Alexander protects encryption
Alexander Nilsson has studied different ways to secure encryption algorithms in the post-quantum cryptography era. He defends his PhD thesis “Decryption Failure Attacks on Post-Quantum Cryptography” on 11th of May, E:A, E-huset, 09:15.
What is your thesis about?
The evaluation of next generation of public-key encryption and digital signature algorithms are ongoing, with much at stake. The hope is that these algorithms will be secure for many, many years after their initial deployment. In fact they are expected to remain secure even in the face of fully developed and functional Quantum Computers (QCs). It is well known within the research community that QCs will break some of the most important and widespread algorithms that we otherwise use today. Replacements must be standardized well before QCs are realized. This field is called Post-Quantum Cryptography (PQC). The research included in this dissertation relates to cryptanalysis of several candidate PQC schemes. In one case a proposed alternative decoder is proposed for one of the schemes. Other results pertain to implementation issues of some of the new proposed schemes. Some attacks found in literature have been improved upon with new techniques. And some attacks are novel and affects the source code implementation of the schemes. We argue that our novel attacks are general and affect many different schemes and we show the applicability of the attacks by implementing them against some of them.
What made you want to pursue a PhD?
Being a scientist has always been something that just sounds right for me, even since I was little. Not to say I didn’t have other ideas when I was growing up as well, but the scholarly pursuit was always something that I came back to. The fact of the matter is that after my master, I applied for a few PhD positions which I didn’t get, most probably because I didn’t have any research idea available to sell to the hiring adviser. Instead, I got a job in the industry, which I was very happy about. I worked at this company for a year before the company was approached by Professor Thomas Johansson, asking if any employees would like to study for an industrial Ph.D. I said yes. We didn’t get the actual external funding for it until the third attempt two years later though.
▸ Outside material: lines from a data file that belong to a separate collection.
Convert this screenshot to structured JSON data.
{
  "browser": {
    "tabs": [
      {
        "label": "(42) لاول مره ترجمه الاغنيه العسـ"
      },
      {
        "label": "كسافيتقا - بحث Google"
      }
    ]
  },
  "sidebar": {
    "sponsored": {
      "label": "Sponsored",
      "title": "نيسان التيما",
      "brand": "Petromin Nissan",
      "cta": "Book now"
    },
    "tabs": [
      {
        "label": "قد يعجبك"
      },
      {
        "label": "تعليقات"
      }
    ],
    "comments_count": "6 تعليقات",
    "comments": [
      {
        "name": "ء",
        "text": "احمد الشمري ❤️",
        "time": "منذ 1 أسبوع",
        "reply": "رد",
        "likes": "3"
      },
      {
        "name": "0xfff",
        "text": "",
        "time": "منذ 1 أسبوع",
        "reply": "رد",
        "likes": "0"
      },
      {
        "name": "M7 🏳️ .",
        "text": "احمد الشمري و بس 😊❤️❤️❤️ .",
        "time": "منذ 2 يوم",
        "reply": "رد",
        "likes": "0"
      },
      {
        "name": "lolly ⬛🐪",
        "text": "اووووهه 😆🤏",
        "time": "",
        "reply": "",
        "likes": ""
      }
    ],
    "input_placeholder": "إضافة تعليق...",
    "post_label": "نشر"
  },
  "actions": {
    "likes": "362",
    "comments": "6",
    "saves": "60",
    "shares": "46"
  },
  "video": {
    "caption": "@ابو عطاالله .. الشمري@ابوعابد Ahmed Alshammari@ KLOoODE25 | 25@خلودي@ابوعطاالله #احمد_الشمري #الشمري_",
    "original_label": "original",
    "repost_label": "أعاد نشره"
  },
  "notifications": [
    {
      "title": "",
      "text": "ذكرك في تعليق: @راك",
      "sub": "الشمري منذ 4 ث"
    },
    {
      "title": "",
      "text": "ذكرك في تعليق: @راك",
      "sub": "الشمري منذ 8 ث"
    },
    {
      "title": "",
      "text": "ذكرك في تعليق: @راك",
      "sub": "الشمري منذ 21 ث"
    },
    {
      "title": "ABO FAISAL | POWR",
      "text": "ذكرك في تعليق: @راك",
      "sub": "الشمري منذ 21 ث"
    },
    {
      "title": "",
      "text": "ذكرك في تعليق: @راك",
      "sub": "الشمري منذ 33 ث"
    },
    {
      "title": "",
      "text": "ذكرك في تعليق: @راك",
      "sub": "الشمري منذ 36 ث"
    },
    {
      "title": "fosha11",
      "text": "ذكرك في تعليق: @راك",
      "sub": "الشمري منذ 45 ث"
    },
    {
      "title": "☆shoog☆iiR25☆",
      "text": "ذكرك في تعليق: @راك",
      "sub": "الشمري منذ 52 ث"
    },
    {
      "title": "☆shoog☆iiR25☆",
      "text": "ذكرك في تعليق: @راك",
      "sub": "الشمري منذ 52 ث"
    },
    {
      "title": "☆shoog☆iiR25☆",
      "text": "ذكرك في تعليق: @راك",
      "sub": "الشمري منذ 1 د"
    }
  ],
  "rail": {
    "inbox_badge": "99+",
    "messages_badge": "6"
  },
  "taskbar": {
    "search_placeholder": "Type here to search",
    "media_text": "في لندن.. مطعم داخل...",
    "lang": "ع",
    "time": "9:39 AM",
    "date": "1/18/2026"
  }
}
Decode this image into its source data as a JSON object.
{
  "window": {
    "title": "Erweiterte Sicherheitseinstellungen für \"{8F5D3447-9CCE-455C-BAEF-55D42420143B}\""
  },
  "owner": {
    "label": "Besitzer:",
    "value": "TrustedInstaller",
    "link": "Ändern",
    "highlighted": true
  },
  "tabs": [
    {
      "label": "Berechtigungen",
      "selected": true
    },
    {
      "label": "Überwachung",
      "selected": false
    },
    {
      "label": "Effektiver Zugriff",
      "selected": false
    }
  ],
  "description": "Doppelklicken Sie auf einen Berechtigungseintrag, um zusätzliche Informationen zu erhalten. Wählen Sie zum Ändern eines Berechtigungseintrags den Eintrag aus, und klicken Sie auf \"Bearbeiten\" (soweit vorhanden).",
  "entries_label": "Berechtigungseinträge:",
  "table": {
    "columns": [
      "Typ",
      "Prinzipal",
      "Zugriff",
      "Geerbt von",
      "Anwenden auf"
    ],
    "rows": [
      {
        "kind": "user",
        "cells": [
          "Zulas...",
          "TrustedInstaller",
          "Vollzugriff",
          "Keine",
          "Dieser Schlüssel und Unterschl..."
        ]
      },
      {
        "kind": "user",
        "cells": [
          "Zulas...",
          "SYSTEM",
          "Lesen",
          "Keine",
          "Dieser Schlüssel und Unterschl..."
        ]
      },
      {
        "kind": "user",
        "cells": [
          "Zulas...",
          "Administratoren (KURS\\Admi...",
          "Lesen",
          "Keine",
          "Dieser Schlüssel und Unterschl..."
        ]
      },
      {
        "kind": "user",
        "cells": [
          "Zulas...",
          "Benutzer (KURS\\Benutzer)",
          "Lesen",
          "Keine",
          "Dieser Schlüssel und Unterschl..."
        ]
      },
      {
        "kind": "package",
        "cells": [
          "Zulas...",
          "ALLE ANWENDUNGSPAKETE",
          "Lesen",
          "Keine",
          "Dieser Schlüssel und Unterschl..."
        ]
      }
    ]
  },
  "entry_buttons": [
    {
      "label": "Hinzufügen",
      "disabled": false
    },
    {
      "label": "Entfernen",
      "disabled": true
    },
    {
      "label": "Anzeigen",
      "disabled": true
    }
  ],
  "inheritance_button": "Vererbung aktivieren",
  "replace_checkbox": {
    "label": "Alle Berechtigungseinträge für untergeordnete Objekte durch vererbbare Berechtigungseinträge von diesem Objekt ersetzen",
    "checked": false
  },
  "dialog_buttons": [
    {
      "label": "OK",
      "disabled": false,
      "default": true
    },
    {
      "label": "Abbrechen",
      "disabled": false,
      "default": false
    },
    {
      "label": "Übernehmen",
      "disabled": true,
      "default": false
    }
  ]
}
Do you believe some results from your research will be applied in practice eventually? And if so, how / how?
My research has already had some level of impact on the effort of PQC standardization, mostly on the side of source code implementation but also in a lesser sense on the specification level, for some of the candidate PQC schemes. I expect that whenever the standards are being finalised our attacks will be considered and guarded against, which is a nice feeling.
What are your plans?
My current plans are to go back to my employer Advenica, who have so very generously lent me to the university. It will be nice to be able to work full time on a single project for a while. I expect and hope to continue working with cryptography for the foreseeable future.